      1. Matt. 5:18 – “For truly I say to you, until heaven and earth pass away, not an iota, not a dot, will pass from the Law until all is accomplished”
      2. Matt. 24: 34, 35; Mark 13:30, 31; Luke 21:32, 33 – “this generation will not pass away before these things take place. Heaven and earth will pass away, but my words will not pass away”
      3. Luke 16:17 – “But it is easier for heaven and earth to pass away than for one dot of the Law to become void”
    2. Generic sense of walking, going, or coming – Matt. 8:28; 14:15; Mark 6:48; 14:35;  Luke 12:37; 17:7; 18:37; Acts 16:8
    3. Generic sense of time passing – Acts 27:9; 1 Peter 4:3
    4. Neglect or disobedience of a command – Luke 11:42; 15:29
    5. Jesus prior to arrest, “let this cup pass from me”  – 26:39, 42
    6. Mortality of human beings  – James 1:10
    7. Referring to our salvation – 2 Cor. 5:17
  2. Notice that Matt. 24:34, 35 and parallels and 2 Cor. 5:17 seem to indicate that at least part of the “passing away” has already taken place. In other words, this “passing away” in at least those verses is not obliteration but simply the removal of the old and replacement of it with the new.
  3. Use of “melt” and “burn up” metaphor elsewhere in the NT – In at least two places in the NT, fire is used not as an agent of annihilation but as an agent of refining, sifting, and perfecting (1 Corinthians 3:10-15; 1 Peter 1:3-9; cf. also James 1, esp. 2-4, for similar language about testing but without explicit use of the fire metaphor).
    Additionally, I cannot think of a place in the NT where fire is explicitly used for annihilation or obliteration.
  4. In the context of 2 Peter 3, perhaps the most important point is that Peter compares this coming judgment by fire with the historical judgment by water in Noah’s flood.
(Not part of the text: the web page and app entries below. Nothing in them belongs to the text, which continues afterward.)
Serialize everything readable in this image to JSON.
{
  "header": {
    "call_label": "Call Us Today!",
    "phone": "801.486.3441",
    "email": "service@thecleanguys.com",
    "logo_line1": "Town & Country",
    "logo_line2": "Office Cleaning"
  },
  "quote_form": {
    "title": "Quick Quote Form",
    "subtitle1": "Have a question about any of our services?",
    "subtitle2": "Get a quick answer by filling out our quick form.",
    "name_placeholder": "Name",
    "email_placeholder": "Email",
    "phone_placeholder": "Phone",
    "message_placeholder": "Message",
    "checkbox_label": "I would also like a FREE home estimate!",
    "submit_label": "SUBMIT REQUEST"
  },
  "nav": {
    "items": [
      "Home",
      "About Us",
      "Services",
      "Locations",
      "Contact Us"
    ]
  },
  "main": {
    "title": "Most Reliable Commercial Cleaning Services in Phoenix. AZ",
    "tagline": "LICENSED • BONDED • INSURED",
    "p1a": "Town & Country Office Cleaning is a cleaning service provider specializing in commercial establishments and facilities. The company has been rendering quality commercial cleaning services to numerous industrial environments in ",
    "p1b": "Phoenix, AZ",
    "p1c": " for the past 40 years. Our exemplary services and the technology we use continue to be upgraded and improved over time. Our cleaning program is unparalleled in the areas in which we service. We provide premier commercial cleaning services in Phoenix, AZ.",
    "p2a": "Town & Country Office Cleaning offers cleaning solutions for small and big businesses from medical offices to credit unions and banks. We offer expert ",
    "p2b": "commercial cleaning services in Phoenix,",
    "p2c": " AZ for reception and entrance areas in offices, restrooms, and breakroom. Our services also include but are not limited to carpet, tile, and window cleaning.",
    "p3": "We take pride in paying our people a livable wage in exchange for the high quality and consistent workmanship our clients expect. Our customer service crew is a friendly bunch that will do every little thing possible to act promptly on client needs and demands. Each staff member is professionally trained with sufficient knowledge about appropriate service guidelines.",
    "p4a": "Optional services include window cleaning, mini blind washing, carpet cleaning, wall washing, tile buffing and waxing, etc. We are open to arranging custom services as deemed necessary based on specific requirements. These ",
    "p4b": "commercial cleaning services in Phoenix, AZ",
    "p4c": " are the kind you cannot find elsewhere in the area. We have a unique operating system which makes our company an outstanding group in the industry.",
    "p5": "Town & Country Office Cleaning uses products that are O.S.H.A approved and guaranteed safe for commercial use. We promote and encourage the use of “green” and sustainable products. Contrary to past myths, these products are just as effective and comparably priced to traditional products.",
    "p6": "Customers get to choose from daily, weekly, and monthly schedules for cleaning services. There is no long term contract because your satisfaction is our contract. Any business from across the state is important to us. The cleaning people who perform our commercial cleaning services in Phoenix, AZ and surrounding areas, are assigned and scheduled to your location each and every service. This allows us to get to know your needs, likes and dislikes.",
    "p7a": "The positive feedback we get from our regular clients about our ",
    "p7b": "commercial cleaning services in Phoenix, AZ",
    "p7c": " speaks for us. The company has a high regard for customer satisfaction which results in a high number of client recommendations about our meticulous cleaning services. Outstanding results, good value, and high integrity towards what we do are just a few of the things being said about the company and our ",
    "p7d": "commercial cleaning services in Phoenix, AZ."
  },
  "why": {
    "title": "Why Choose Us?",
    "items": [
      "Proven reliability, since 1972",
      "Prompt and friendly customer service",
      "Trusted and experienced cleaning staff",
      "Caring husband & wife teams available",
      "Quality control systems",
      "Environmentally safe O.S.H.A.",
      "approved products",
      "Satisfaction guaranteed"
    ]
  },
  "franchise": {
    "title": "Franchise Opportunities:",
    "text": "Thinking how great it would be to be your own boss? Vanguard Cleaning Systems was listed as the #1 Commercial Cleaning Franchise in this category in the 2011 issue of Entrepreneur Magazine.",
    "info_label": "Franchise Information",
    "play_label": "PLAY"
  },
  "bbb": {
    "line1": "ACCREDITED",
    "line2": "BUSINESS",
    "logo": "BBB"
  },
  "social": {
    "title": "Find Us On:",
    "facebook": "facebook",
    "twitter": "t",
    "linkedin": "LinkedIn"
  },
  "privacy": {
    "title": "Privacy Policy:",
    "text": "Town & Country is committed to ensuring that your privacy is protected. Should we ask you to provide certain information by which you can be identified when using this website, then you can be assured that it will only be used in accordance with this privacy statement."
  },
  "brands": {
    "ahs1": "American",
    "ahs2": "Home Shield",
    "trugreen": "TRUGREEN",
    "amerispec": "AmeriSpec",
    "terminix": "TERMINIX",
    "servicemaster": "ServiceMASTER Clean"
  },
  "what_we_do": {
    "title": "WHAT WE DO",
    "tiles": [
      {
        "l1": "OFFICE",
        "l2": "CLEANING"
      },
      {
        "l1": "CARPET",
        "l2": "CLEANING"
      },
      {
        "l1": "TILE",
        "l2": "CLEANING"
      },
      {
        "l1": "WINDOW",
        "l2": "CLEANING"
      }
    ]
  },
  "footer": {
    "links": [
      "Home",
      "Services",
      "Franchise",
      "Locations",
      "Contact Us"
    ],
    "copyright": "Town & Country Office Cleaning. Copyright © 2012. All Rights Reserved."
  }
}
The earth was not obliterated during that judgment, but was purged of sin. Peter’s parallel with Noah’s flood points to the fact that they are similar in effect although not in means. The difference noted by Peter is between the different means of water and fire, not between the ultimate effects of either judgment.
  5. Corroborating Evidence
    1. A view of God’s creation as “good” – God creates the world as good, and connects his image-bearers to it by giving them the task of caring for it in the Garden. He does curse it because of Adam’s sin, but it is also clear that the Abrahamic covenant is a reversal of not only the spiritual effects of Adam’s sin but the physical effects of it on the land as well (Gen. 12:1-3; cf. James Hamilton, “The Skull Crushing Seed of Woman and the Promises to Abraham”; Gordon Wenham, Genesis 1-15). In other words, God cares about his creation – all of it. The obliteration of it would be contrary to his creational and redemptive purposes.
    2. Revelation 21 – The word “new” in Rev. 21:1 is kainos, and denotes restoration, renewal, and freshness, not total “otherness” or distinctness from what came previously. Additionally, the imagery of Revelation 21 and 22 is full of images from the physical creation – a city, streets, gates, walls, rivers, trees, leaves, fruit, etc.

The metaphor of fire, combined with the historical parallel of the purging Noahic flood, a sacramental worldview, and an understanding of John’s use of “new” and creation imagery in Revelation 21-22 points to this coming judgment of fire as a purging judgment, not an annihilating one. It’s purpose is to purge the physical world of the effects of the curse so that God can dwell with his people on it, not to obliterate it completely and start over.

So, God isn’t going to go all Death Star on the Universe. At least not in my opinion.